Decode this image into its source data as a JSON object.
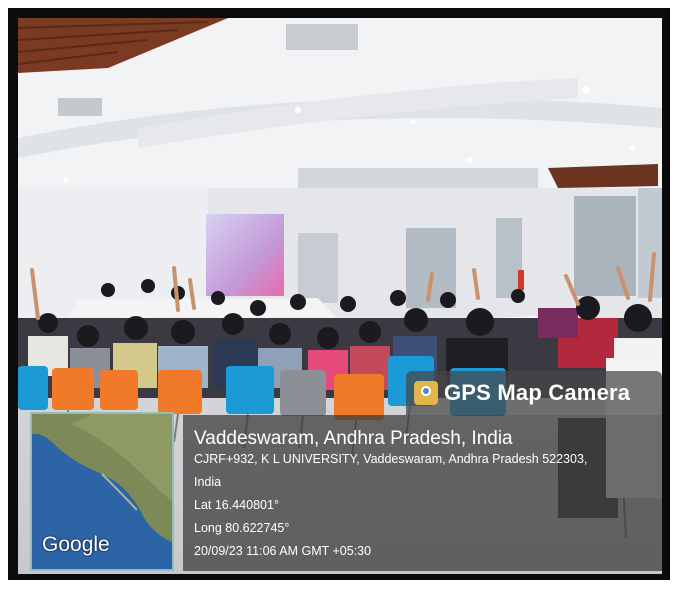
{
  "overlay": {
    "badge_title": "GPS Map Camera",
    "badge_icon": "map-pin-icon",
    "place": "Vaddeswaram, Andhra Pradesh, India",
    "address_line1": "CJRF+932, K L UNIVERSITY, Vaddeswaram, Andhra Pradesh 522303,",
    "address_line2": "India",
    "latitude": "Lat 16.440801°",
    "longitude": "Long 80.622745°",
    "timestamp": "20/09/23 11:06 AM GMT +05:30"
  },
  "map": {
    "logo_text": "Google"
  },
  "colors": {
    "chair_blue": "#1c9ad6",
    "chair_orange": "#f07a2a",
    "overlay_bg": "#3a3a3a"
  }
}
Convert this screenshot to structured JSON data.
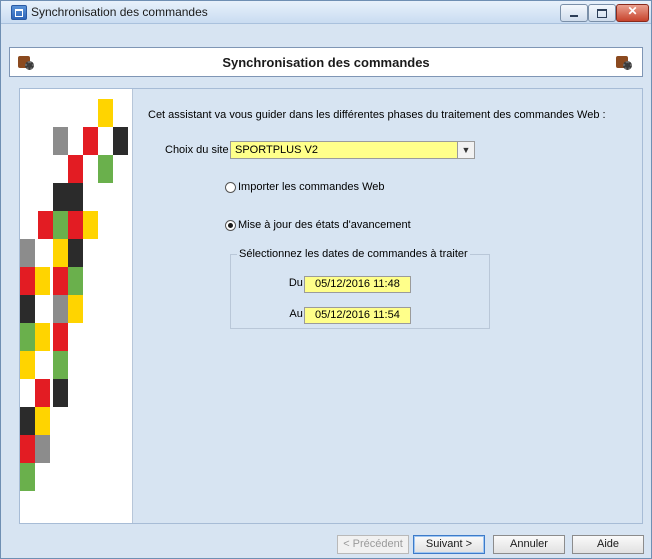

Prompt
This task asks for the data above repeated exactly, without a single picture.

Response to this exercise
Decode this image into its source data as a JSON object.
{
  "overlay": {
    "badge_title": "GPS Map Camera",
    "badge_icon": "map-pin-icon",
    "place": "Vaddeswaram, Andhra Pradesh, India",
    "address_line1": "CJRF+932, K L UNIVERSITY, Vaddeswaram, Andhra Pradesh 522303,",
    "address_line2": "India",
    "latitude": "Lat 16.440801°",
    "longitude": "Long 80.622745°",
    "timestamp": "20/09/23 11:06 AM GMT +05:30"
  },
  "map": {
    "logo_text": "Google"
  },
  "colors": {
    "chair_blue": "#1c9ad6",
    "chair_orange": "#f07a2a",
    "overlay_bg": "#3a3a3a"
  }
}
Convert this screenshot to structured JSON data.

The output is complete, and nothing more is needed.